A Tribute to Peer Saheb, a home-based informal waste worker
It’s with deep sadness we share that Peer Saheb passed away on October 19th, 2018. He suffered a cardiac arrest, while on a short trip with his family to Chanpatna. Peer Saheb was a home-based informal waste worker, a member of Hasiru Dala and also volunteered his time by giving inputs to the daily show hosted by waste pickers and scrap dealers titled “Kasa Shramika Parisara Rakshaka”. In 2015, when the recyclers of Nayandahalli participating in a research on the makings of Nayandahalli as a recycling hub, came together to share their stories by way of a radio series titled “Daastan-e-Nayandahalli”, Peer Saheb spent a lot of time sharing stories and information.
We feel honoured to have been able to capture important information on the makings of Nayandahalli and also discovered an important link of workers in the informal waste recycling value chain.
Take a listen to the three episodes that we are airing in remembrance of Peer Saheb. We also have a special tribute by Shreyas Sreenath, who shadowed Peer Shaeb to understand and appreciate his way of work in plastic recycling.
Team Radio Active 90.4 MHz
Tribute by Shreyas Sreenath
I can describe the first day I met Peersahib like the back of my hand. We sat on two plastic chairs in his cramped apartment, one unit among hundreds built by the JNNURM housing project. He had his grandchildren running around his feet, one of them begging him for more biscuits, the other one begging him for more cake, both climbing up on top of him from time to time to dip their snacks into the piping hot cup of tea he had in his hand, his daughters and sons busy chastising him about his health. This was his home. Or rather, to those family and friends that loved him, he was home. He carried with him, in body and spirit, whatever warmth and wisdom had been sucked out of his government-funded housing.

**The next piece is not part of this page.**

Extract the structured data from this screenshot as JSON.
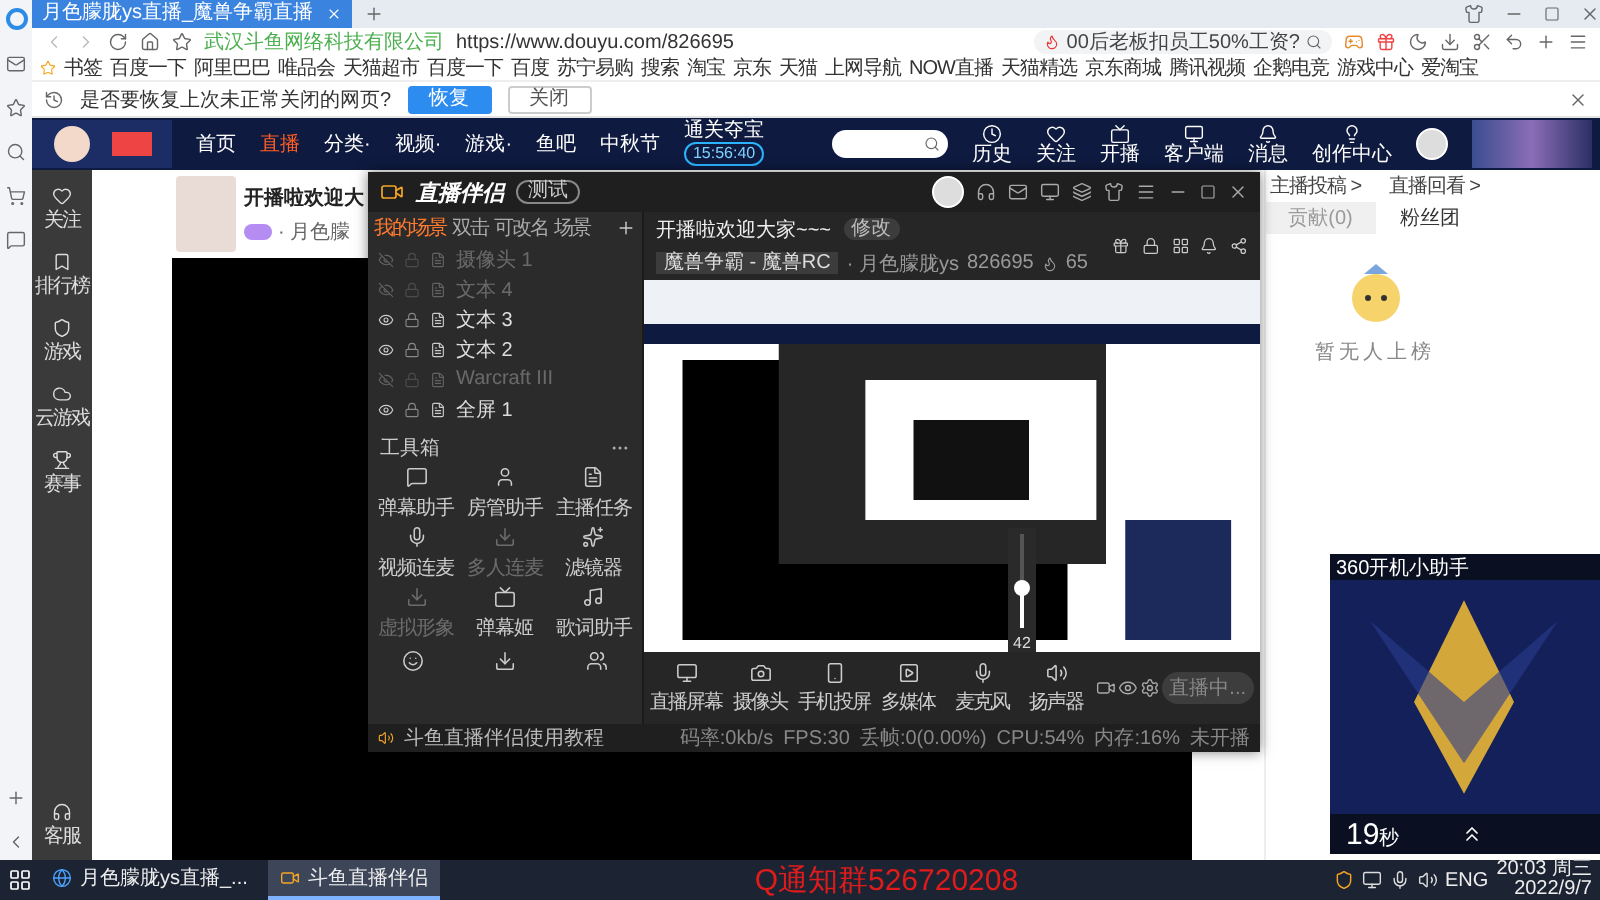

“ಮೊದಲಿಂಕಾಲದಲ್ಲಿ ದೀಪ ಕೆಳಗಿಂದ ಬೆಳಗತಿದ್ವು, ಇವಾಗಿನಕಾಲದಲ್ಲಿ ದೀಪ ಮೇಲಿಂದ ಬೆಳುಗ್ತಾವೆ” (In those days, the light used to shine from below, but these days, the light shines from up above). He said this in his Mandya accented Kannada, but he could speak just as eloquently in Dakhini, Urdu, and Tamil.

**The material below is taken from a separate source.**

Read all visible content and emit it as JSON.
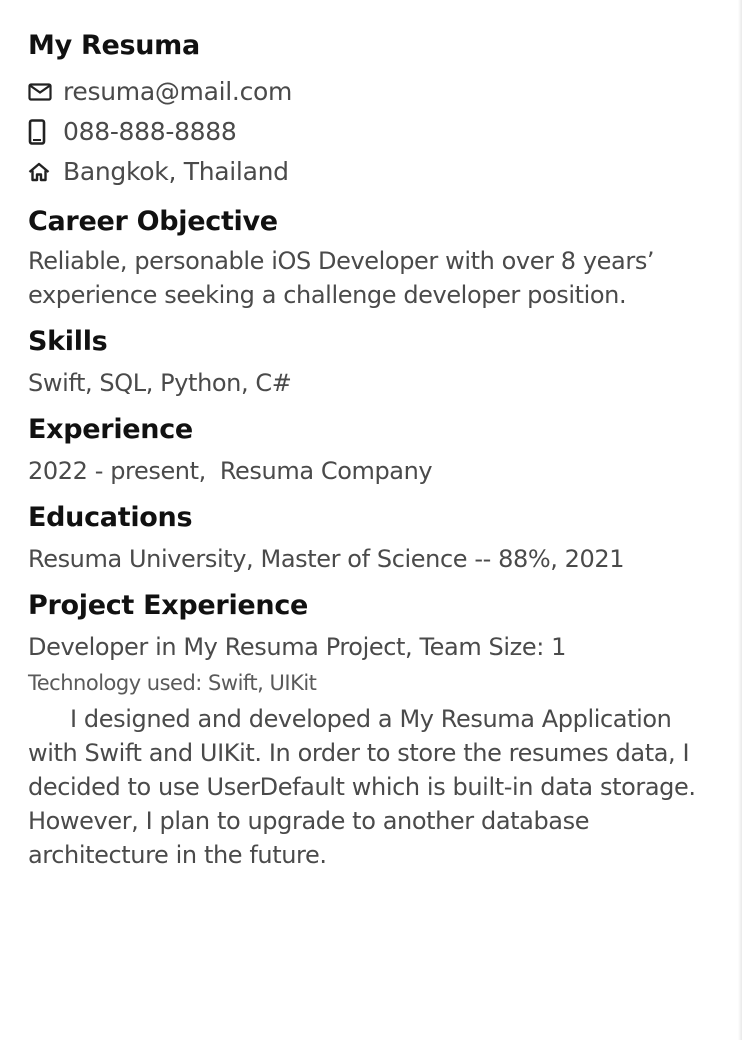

I will never forget this particular statement. It was one of the first things he said to me as I asked him about the changes he had borne witness to. He was alluding to the candles and gas lanterns of his youth, contrasting them with the electric lights of today. “Wise men used to tell us that we have to look for these signs,” he said, “these signs tell us that the world is turning around, shaking up what we know, these signs tell us that an era (yuga) is coming to an end.”
I noticed from then on that his conversations with me were filled with such poetic turns. He persisted in reading signs around him to speak of and understand a world that was transforming beyond any of our individual comprehension. Once, he told me with some resignation that the scrap materials he grew up with weren’t around anymore, and his son knows much more about the new items that was coming through the city, their make and their going rates. “But these new items try to fool us,” he said, “you can’t tell one material from another, the scrap that comes through the city nowadays reflects the kind of people we are becoming: cold, calculating, untrustworthy.”
Perhaps, this is why he worked through his old age to forge unity, solidarity, and a sense of fraternity among Bangalore’s waste workers and recyclers. Before anyone else, he saw that one era was coming to a close and a new era, an era beyond any individual comprehension, was dawning upon us.
We heed Peersahib’s wisdom when we forge a path together to cast light on this new dark age. And if once, he shined brightly from below, from among us, his light now shines from up above. May his soul rest in peace.
Take a Listen to the three episodes
This episode features Peer Saheb, and traces his journey of working in informal waste
“Plastic Saamaan Bindige”: Shadowing Riyaz and Peer Saheb
Riyaz and Peer Saheb are waste pickers at the Nayandahalli waste collection zone. To supplement their income, they often sell inexpensive plastic-ware in the areas surrounding the godown. Each day they pick the areas where the sale will be made, and the work is divided evenly – one pushes the hawking cart, the other calls out to the world the type of products they are selling that day. On some days, they carry around aluminium vessels which people can get in exchange for old clothes.
The work day starts early and finishes late evening, with a lunch break in the middle. On the way, both pick up waste items like old wires and broken plastic items, to be later sorted, stripped, and sold. Fridays, the Muslim Sabbath day, are off-days.
We followed Riyaz and Peer Saheb on one such hawking sale day. Listen to them discussing their lives, their challenges, and how such ad-hoc work adds up to provide them with a livelihood.
Dastan e Nayandahalli – All About the Informal Plastic and Metal Cart Business-RJ-Siddiq-Salma-lliyaze-Babu-Per Saheb